:: Data to process ::

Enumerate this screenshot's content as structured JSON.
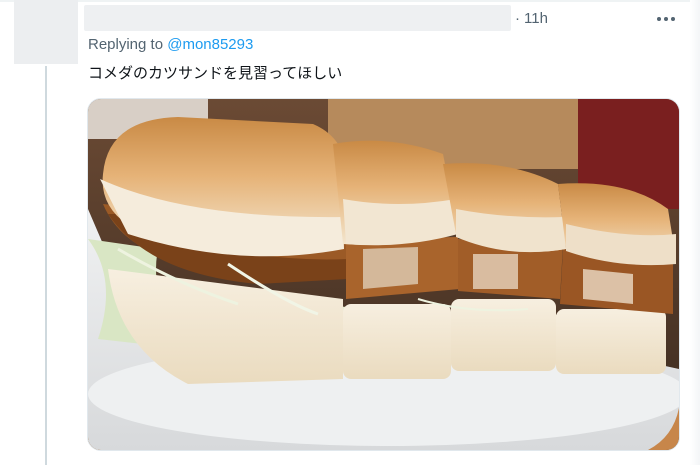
{
  "tweet": {
    "separator": "·",
    "time": "11h",
    "replying_prefix": "Replying to",
    "replying_handle": "@mon85293",
    "text": "コメダのカツサンドを見習ってほしい",
    "media_icon": "photo-of-katsu-sandwich"
  },
  "colors": {
    "link": "#1d9bf0",
    "secondary_text": "#536471",
    "primary_text": "#0f1419",
    "thread_line": "#cfd9de"
  }
}
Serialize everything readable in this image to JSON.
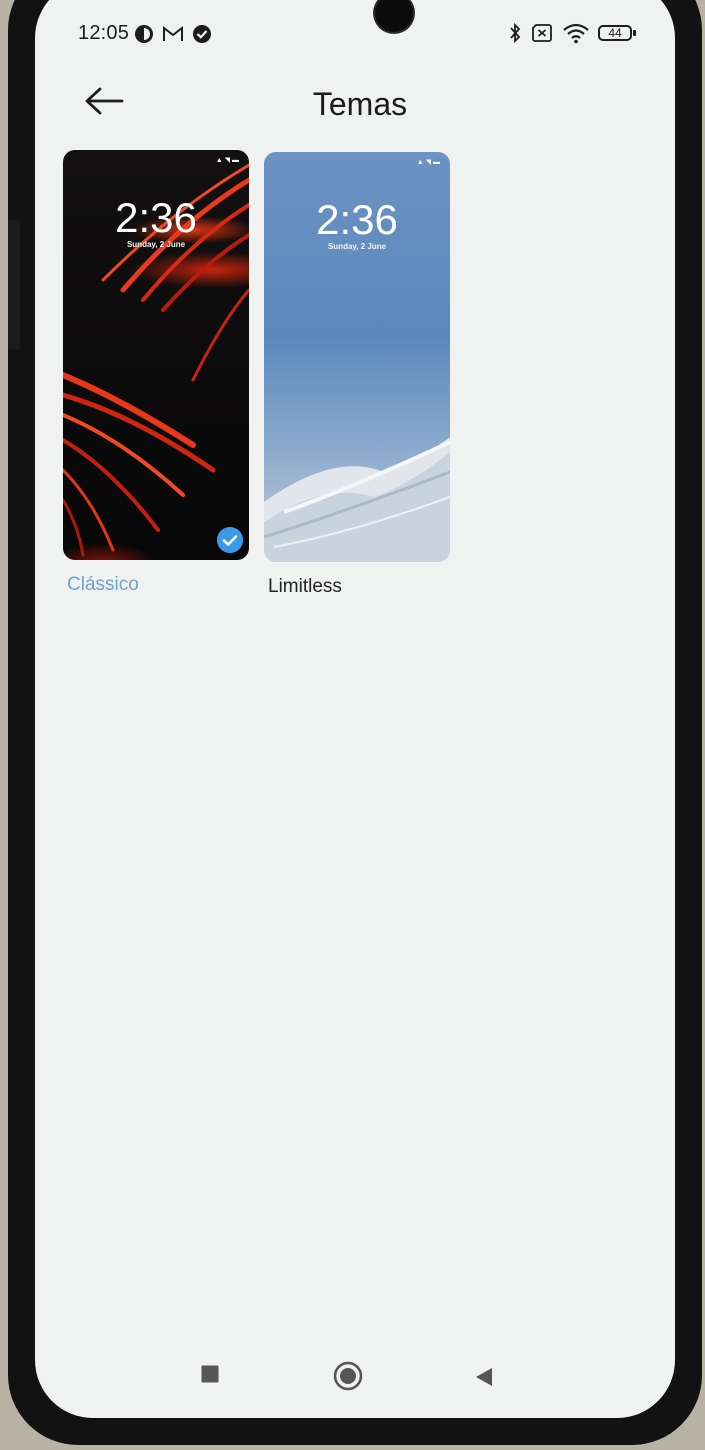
{
  "status_bar": {
    "time": "12:05",
    "battery": "44",
    "left_icons": [
      "data-saver-icon",
      "gmail-icon",
      "check-circle-icon"
    ],
    "right_icons": [
      "bluetooth-icon",
      "no-sim-icon",
      "wifi-icon",
      "battery-icon"
    ]
  },
  "header": {
    "title": "Temas",
    "back_icon": "back-arrow-icon"
  },
  "themes": [
    {
      "name": "Clássico",
      "preview_time": "2:36",
      "preview_date": "Sunday, 2 June",
      "selected": true
    },
    {
      "name": "Limitless",
      "preview_time": "2:36",
      "preview_date": "Sunday, 2 June",
      "selected": false
    }
  ],
  "nav_bar": {
    "items": [
      "recents-button",
      "home-button",
      "back-button"
    ]
  },
  "colors": {
    "screen_background": "#f0f1f1",
    "selected_accent": "#3a9ae8",
    "selected_label": "#6ea2c8"
  }
}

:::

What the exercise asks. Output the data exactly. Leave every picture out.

Task response.
Enumerate this screenshot's content as structured JSON.
{
  "tweet": {
    "separator": "·",
    "time": "11h",
    "replying_prefix": "Replying to",
    "replying_handle": "@mon85293",
    "text": "コメダのカツサンドを見習ってほしい",
    "media_icon": "photo-of-katsu-sandwich"
  },
  "colors": {
    "link": "#1d9bf0",
    "secondary_text": "#536471",
    "primary_text": "#0f1419",
    "thread_line": "#cfd9de"
  }
}
Serialize everything readable in this image to JSON.
{
  "status_bar": {
    "time": "12:05",
    "battery": "44",
    "left_icons": [
      "data-saver-icon",
      "gmail-icon",
      "check-circle-icon"
    ],
    "right_icons": [
      "bluetooth-icon",
      "no-sim-icon",
      "wifi-icon",
      "battery-icon"
    ]
  },
  "header": {
    "title": "Temas",
    "back_icon": "back-arrow-icon"
  },
  "themes": [
    {
      "name": "Clássico",
      "preview_time": "2:36",
      "preview_date": "Sunday, 2 June",
      "selected": true
    },
    {
      "name": "Limitless",
      "preview_time": "2:36",
      "preview_date": "Sunday, 2 June",
      "selected": false
    }
  ],
  "nav_bar": {
    "items": [
      "recents-button",
      "home-button",
      "back-button"
    ]
  },
  "colors": {
    "screen_background": "#f0f1f1",
    "selected_accent": "#3a9ae8",
    "selected_label": "#6ea2c8"
  }
}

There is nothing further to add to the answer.